In operation since 1935, the Mayflower Cafe is the oldest operating restaurant in the capital city. The Mayflower started as a hamburger stand, started by a pair of Greek immigrants and friends from the island of Patmos. Some years later, the Mayflower expanded into the neighboring beer garden to become a full-service restaurant. There were sandwiches, some Greek items, Chinese dishes, and plates of soul food. Over time, the menu was streamlined to spotlight now classic standards: redfish, flounder, and the Mayflower Greek Salad, complete with fresh lump crabmeat. The Mayflower Cafe is a downtown landmark, and few celebrities have even made their way to the Mayflower Cafe. It’s also been featured in a couple of films, including Ghosts of Mississippi and The Help. The house salad dressing at the Mayflower has been featured in Maxim magazine as the Nation’s Number One Condiment and was also featured on Food Network’s The Best Thing I Ever Ate. To go along with the famous salad, customers can enjoy a wide variety of seafood dishes, steaks, chicken, or even pasta dishes. There is also a “lunch only” menu available Monday through Friday that includes sandwiches, burgers, and po’boys, as well as plate lunches. If you’re looking for a taste of Jackson’s history, the Mayflower Cafe is the place to be.

Brent’s Drugs
A Fondren staple, Brent’s opened in October 1946 with the completion of the Morgan Center, the first shopping center in Mississippi that was later renamed Woodland Hills Shopping Center. Pharmacist Alvin Brent left Patterson’s Drugs in the Plaza Building downtown to open his own pharmacy and soda fountain in the Fondren neighborhood. From its inception, Brent’s was not only a successful pharmacy but also a local gathering place for friends. Brent owned and ran the pharmacy until he sold it in 1977 to pharmacists Paul Helfin and Bob Grantham, who had worked there since 1951. It went through a handful of other owners throughout the years until finally, in 2009, Fondren resident Brad Reeves obtained the now pharmacy-free Brent’s. Brent’s was renovated in 2014 to bring it to the modern days while still keeping some charm. Decades later, Brent’s is always a local favorite that serves up delicious burgers, sandwiches, breakfast, and, of course, classic malts and milkshakes.

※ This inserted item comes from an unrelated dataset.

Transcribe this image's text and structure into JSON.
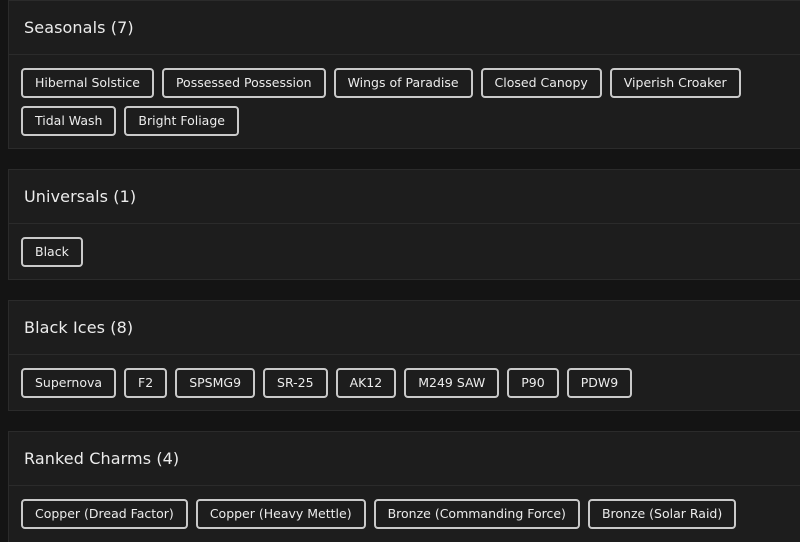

Crechale’s
Paul Crechale opened his restaurant, Crechale’s, off highway 80 outside of downtown in 195. A native of the Greek island Skopelos, Paul was no stranger to the restaurant world. In the 1920s, he owned restaurants in Tampa Bay and Chicago and eventually made his way to Jackson. Today, Paul’s grandson Bob runs the favorite local restaurant. The menu remains similar to when it first began: prime steaks, hickory-smoked chicken, fish, shrimp, and crab. Crechale’s has been a local favorite for many years, with many customers returning over and over again.

Share this Story

Paige McKay

eat. drink. MISSISSIPPI is a food magazine dedicated to sharing Mississippi's passion for food with the world. From local chefs making their culinary mark to the many great restaurants this state has to offer, Mississippi's hospitality shines through in the pages of this magazine. It is our desire to preserve our culinary heritage and inspire today's cooks with a new passion for cooking and eating.

2
Leave a Comment

1 Comment threads
1 Thread replies
0 Followers
 
Most reacted comment
Hottest comment thread
2 Comment authors
newest oldest
Roberta Welch

After the Armour Smokehouse closed, Lowery Smith had his furniture store there until he died. The building was then turned into the Iron Horse Grill.

Thank you for your response. We will be sure to share this information with the writer of the article.